BJ the Chicago Kid is a soul slinger. Packing an intensity that hits you hard and gets all over you, he keeps you coming back for more of that feeling. Born Bryan Sledge, BJ sings, writes and arranges with the best of them. Having worked with everyone from Mary J. Blige and Toni Braxton to Anthony Hamilton, Jamie Foxx and Snoop Dogg, he is seasoned.
BJ’s sound is a tangible, physical experience, with his music pricking, prodding and pushing you, pulling you into his space. His album Pineapple Now-Laters, named for his favorite candy as a kid, has been bubbling just under the surface like the boiled down molasses required to make the sticky treat.
Describing his own work as “the simplest but rawest form of art,” this album is clear and uncut from the start. “Pineapple Now-Laters Intro” offers the easy bump of BJ’s take on “Tom’s Diner,” leaking into a gritty preamble painted vividly by Chicago spoken word chieftain Harold Green, III: after Pineapple Now-Laters your taste buds change/this is Skullcandy/sweet nothings in your ear/straight raw/that pure sugar cane/sweet shock… Straight like that.
Popping with classic material, BJ slides us a cover version of “Fair Eastside”, the funky a capella school song performed by Riff in the 1989 cult classic film, Lean On Me. From there we’re bouncin’, clappin’ and two-steppin’ to the unmistakable “Sex X Money X Sneakers.” Lively and straight to the point, BJ lets us know just what’s up with him.
If you’re still unsure who the Chicago Kid, is check out the peculiarly arranged “King Kong.” With its thumps, synths and fades this track is bursting with brusque confidence. when you hear me kill every song/just say there goes King Kong.
The real tale of Now-Laters is BJ’s undeniable love of the ladies. There’s the super-slick “Fly Girl Get’em,” the writhing bassline of the ultra-sexy “Good Luv’n” where BJ’s voice grazes the track like fingertips on the back of a neck, singing some unsuspecting woman right out of her clothes, and the reverent “Good Love,” an almost religious ode to an intimate experience.
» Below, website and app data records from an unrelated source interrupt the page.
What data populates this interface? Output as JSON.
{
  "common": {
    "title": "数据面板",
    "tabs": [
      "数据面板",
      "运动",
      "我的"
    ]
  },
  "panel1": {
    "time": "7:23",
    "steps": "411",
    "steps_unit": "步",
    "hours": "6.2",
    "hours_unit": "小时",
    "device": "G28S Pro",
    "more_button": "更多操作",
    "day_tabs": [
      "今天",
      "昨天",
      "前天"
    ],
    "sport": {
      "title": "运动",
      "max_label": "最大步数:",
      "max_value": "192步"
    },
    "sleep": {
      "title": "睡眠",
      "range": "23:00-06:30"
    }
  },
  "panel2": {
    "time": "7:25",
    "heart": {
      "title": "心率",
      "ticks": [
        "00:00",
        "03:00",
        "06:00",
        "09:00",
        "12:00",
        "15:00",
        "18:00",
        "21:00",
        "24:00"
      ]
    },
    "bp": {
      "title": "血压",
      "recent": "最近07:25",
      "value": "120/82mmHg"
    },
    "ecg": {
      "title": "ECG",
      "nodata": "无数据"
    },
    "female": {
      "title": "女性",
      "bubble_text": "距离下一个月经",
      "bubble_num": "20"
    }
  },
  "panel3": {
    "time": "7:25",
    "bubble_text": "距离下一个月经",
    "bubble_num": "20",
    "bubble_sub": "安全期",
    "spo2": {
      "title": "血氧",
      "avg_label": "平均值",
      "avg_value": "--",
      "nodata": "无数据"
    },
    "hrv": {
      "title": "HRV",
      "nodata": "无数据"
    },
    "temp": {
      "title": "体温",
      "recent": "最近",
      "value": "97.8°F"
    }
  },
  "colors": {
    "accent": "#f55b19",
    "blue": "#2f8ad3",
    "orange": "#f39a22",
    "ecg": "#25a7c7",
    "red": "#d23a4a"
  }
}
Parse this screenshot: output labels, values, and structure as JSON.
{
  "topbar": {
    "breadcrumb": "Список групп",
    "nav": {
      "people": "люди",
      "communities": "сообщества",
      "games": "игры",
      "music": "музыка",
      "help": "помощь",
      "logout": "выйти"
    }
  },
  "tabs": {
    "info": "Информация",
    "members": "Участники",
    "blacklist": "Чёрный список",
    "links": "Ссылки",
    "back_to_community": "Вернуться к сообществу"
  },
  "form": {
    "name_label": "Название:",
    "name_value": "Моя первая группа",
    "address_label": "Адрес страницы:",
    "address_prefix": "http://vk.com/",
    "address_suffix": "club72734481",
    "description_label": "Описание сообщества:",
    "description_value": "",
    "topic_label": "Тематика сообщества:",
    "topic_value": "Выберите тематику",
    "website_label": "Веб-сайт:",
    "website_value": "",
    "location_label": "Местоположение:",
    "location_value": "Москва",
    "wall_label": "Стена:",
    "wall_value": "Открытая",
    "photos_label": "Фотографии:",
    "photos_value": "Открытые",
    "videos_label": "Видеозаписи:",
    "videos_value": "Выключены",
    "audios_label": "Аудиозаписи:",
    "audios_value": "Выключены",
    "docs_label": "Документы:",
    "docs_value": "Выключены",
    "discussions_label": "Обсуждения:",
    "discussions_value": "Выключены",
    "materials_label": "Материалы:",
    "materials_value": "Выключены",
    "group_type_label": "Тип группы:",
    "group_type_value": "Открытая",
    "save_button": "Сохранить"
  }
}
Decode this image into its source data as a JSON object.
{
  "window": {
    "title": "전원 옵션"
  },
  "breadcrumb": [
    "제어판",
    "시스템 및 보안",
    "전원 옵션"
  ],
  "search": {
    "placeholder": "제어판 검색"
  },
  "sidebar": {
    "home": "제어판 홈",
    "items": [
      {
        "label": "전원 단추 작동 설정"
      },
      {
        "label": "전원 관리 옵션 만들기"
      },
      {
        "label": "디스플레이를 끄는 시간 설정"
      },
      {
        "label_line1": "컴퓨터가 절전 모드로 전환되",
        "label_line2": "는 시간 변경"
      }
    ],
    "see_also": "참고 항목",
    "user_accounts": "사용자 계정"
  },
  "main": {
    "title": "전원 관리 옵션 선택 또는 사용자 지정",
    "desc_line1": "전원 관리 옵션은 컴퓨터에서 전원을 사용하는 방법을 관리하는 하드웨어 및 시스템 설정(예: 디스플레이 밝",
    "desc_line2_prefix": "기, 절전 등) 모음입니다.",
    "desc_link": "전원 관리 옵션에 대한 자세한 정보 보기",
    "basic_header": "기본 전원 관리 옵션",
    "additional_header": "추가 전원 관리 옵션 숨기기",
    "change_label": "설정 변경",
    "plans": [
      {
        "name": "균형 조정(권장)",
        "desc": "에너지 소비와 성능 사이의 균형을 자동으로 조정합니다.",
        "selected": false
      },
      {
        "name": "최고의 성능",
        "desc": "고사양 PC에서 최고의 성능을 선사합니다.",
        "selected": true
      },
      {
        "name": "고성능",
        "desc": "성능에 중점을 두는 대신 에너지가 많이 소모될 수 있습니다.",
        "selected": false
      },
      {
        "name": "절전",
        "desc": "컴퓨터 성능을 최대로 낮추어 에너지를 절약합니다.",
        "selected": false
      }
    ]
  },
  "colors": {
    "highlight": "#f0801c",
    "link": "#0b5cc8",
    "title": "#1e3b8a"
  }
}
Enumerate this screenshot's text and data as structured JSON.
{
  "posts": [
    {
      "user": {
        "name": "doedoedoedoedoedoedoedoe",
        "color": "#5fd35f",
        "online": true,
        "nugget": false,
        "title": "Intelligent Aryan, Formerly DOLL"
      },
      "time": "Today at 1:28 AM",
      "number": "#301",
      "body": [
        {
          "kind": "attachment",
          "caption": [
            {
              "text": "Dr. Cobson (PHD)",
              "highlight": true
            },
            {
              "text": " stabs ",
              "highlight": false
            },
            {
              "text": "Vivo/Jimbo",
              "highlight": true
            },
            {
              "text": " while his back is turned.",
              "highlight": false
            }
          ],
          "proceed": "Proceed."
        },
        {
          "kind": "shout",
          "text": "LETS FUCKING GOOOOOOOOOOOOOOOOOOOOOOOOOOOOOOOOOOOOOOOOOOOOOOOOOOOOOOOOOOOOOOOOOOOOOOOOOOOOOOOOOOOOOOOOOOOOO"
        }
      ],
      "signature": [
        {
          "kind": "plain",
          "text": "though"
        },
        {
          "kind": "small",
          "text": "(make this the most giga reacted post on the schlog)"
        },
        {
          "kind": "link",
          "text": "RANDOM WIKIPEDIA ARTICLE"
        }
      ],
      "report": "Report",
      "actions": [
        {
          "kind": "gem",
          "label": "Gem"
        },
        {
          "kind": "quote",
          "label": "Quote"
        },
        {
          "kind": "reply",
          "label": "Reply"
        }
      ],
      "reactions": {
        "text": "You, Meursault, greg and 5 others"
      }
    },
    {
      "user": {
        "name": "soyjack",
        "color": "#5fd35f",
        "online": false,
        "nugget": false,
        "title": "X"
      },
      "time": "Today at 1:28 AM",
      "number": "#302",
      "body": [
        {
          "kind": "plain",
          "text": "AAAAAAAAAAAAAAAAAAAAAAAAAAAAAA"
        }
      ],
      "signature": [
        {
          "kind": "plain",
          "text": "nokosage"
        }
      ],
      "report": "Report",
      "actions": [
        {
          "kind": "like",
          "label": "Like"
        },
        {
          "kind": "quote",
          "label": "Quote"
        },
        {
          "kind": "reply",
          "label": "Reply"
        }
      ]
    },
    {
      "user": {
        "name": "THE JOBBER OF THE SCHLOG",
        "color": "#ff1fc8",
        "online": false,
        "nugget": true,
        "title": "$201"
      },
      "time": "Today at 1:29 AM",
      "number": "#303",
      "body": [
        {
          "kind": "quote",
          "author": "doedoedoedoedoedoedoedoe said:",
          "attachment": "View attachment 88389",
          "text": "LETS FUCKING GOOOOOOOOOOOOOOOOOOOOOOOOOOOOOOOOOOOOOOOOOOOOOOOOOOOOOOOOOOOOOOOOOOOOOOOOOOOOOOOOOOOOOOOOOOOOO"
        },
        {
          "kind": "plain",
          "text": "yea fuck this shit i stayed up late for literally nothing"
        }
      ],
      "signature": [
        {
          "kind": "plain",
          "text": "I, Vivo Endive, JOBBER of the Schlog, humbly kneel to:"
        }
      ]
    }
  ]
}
You want to wave your hand and whip out a fan because it’s clear somebody caught the spirit in the dark. If you want the details just listen to the naughty strum of “The Big Payback” or the playful “Lady Lady,” the Prince-inspired “Sex Is the Best Breakfast” (here BJ’s impeccable falsetto slices through all the rules), or what is probably the strongest song on the album, “Aiight.”
This is the tune that had one Miss Jill Scott falling in love and singing BJ’s praises one late night on Twitter. Lush and fragrant, “Aiight” is reminiscent of Marvin Gaye, spilling and splashing onto the listener like the best of 70s soul. This song rips away your inhibition. I’m rough when necessary/but I’m guaranteed to please. We’re gonna be sweaty when this one is over.
The funky street soul BJ so effortlessly exhibits is front and center on the heavy “Other Side,” and his sharp and modern cover version of WAR classic, “The World Is a Ghetto”, complete with a fitting Stevie Wonder sample.
Known even more in rap circles than in R&B ones, BJ’s Hip-Hop sensibility is all over Now-Laters. Overtly in the wildly popular “His Pain II” featuring Kendrick Lamar and more subtly on the brilliant “Hood Stories Vol. 1”, an ominous urban narrative just as much in the vein of Biggie Smalls as it is Curtis Mayfield.
Now-Laters is cool. Simply put. With its vintage skits and gruff wisdom, it’s raw and glossy, smooth and rugged, showcasing the contradictions of B.J. himself who says “I’m not an R&B artist; I feel like I’m more of a rapper with the class of an R&B artist.”
Like the package on the old-time candy says, Pineapple Now and Laters last a long time… some for now and some for later. They also stick to you when you hold on to them, and the flavour is oh so good.